Scan the records below, and wherever a line has the word "sonic", pull it out.

Items from an interface collection:
++++++++++++++++++++
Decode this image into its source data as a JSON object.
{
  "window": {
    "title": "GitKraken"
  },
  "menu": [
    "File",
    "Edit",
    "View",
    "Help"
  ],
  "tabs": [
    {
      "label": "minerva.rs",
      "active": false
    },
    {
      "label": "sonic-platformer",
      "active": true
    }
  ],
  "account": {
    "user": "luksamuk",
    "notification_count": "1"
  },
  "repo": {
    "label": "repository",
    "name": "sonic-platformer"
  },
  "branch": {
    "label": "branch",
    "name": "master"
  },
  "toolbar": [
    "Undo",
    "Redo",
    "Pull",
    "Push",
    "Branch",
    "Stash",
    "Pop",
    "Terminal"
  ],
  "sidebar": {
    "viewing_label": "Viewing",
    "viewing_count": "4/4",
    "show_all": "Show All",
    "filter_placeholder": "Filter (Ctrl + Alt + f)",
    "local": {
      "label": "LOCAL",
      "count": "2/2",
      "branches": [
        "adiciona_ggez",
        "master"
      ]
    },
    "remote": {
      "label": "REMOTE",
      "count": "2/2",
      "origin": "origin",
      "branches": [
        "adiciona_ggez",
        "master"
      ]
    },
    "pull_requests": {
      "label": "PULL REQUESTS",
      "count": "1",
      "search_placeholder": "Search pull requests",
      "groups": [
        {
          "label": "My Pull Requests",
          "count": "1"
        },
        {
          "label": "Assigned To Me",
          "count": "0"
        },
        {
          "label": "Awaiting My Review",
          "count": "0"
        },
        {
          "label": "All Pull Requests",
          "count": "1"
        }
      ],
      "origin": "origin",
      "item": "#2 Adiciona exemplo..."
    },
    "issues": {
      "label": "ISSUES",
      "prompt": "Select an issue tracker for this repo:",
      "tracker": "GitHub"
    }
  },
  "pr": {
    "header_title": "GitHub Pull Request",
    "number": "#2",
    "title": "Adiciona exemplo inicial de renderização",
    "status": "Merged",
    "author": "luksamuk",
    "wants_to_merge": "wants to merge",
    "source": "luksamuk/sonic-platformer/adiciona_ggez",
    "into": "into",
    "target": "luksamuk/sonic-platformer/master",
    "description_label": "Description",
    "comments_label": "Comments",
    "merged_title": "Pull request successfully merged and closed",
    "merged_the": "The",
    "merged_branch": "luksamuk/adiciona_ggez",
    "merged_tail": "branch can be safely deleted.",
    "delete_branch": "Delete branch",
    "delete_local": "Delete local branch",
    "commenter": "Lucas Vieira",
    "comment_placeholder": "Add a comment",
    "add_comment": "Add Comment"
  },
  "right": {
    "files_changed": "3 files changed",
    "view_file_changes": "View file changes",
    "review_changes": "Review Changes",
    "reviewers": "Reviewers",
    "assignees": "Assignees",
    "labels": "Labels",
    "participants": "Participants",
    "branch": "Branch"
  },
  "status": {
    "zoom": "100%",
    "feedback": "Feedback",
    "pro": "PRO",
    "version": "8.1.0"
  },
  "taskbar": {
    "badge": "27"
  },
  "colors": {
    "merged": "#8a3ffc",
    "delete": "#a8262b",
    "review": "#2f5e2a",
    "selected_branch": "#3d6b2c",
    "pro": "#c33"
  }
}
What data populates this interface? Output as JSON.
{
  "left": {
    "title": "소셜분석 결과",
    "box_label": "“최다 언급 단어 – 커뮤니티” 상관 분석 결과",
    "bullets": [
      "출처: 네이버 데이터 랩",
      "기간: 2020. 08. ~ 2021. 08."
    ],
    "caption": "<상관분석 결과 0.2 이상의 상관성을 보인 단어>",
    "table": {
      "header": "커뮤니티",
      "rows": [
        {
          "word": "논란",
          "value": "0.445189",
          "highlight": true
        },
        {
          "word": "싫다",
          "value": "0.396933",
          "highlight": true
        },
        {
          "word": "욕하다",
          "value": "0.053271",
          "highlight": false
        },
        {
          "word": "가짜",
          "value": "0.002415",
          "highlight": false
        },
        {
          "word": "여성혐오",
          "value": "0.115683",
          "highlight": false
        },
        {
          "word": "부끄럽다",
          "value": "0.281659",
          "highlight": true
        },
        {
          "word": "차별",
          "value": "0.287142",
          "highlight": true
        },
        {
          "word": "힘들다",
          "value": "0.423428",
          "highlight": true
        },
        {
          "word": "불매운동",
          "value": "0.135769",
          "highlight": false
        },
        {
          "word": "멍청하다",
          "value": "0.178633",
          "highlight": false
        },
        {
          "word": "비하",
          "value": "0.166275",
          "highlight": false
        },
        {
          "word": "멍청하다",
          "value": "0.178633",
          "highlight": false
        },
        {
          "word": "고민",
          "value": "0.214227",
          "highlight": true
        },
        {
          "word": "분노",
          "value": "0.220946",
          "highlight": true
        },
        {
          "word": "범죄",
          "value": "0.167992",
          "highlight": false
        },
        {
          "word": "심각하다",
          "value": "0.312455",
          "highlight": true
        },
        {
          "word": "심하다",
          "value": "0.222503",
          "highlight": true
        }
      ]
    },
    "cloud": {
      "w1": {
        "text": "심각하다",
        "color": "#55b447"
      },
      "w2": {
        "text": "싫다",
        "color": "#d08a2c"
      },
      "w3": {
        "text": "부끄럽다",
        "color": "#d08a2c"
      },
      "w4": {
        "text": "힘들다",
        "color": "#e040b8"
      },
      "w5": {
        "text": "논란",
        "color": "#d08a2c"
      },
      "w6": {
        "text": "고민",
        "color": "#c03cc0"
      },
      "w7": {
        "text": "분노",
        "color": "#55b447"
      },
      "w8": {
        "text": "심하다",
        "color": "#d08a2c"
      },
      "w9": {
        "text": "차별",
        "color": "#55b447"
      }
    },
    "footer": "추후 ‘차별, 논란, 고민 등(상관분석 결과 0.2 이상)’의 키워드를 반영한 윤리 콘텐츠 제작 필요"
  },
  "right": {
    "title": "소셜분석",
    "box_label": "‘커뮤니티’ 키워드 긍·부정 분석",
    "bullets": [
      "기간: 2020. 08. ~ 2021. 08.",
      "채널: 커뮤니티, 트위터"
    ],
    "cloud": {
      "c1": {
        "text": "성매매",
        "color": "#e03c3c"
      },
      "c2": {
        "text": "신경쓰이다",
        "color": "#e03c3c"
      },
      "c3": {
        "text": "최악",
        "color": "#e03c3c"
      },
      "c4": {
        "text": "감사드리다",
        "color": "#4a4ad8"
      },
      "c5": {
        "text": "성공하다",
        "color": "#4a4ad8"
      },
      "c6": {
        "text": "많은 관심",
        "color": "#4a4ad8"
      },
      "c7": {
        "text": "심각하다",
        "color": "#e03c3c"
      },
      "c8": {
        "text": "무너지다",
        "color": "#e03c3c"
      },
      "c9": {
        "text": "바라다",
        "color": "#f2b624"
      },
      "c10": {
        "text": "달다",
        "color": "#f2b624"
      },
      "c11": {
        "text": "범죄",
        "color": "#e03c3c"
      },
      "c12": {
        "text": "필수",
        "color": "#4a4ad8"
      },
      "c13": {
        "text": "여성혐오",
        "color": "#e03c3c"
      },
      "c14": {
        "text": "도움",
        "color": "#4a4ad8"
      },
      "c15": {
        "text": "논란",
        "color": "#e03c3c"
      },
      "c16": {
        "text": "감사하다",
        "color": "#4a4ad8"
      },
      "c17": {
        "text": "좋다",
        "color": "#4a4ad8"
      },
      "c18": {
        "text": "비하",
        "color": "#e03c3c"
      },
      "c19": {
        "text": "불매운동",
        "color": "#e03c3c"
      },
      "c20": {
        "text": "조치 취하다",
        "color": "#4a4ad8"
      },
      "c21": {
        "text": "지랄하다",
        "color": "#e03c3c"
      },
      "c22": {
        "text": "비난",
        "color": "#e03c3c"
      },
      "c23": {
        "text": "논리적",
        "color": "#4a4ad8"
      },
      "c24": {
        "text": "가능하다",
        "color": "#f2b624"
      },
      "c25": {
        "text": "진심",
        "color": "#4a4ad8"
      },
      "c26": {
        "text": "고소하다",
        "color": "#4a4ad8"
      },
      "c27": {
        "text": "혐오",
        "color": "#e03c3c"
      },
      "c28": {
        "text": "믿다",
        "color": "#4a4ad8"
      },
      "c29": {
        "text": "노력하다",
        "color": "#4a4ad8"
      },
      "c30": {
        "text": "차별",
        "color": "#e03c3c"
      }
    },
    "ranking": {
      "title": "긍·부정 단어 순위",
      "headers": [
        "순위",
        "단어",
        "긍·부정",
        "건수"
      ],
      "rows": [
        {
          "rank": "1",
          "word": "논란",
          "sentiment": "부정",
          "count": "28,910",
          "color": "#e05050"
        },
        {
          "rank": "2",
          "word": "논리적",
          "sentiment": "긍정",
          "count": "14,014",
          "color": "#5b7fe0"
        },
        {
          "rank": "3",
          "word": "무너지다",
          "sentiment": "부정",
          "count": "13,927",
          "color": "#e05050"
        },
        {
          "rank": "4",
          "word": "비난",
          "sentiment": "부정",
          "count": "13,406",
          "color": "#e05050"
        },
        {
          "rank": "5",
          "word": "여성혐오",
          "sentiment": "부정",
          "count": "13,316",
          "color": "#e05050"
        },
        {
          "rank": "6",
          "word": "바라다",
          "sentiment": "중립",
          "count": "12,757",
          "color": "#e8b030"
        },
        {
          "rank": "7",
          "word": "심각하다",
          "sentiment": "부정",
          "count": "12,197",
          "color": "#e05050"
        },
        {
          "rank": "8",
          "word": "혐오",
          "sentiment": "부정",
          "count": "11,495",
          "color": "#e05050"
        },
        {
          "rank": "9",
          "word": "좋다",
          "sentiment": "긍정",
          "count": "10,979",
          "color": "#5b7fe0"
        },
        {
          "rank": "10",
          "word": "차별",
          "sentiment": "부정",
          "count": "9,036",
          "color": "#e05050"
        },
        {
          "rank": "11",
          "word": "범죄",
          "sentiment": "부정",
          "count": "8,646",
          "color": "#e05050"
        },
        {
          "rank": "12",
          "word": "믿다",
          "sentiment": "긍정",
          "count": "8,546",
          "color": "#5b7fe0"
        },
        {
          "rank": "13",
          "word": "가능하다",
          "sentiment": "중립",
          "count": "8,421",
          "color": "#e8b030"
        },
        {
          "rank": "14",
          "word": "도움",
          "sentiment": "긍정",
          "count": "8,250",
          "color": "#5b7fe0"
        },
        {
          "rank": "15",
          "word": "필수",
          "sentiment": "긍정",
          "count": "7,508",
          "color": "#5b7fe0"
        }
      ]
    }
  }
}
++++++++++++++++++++
Response to this task:
      "label": "sonic-platformer",
    "name": "sonic-platformer"
    "source": "luksamuk/sonic-platformer/adiciona_ggez",
    "target": "luksamuk/sonic-platformer/master",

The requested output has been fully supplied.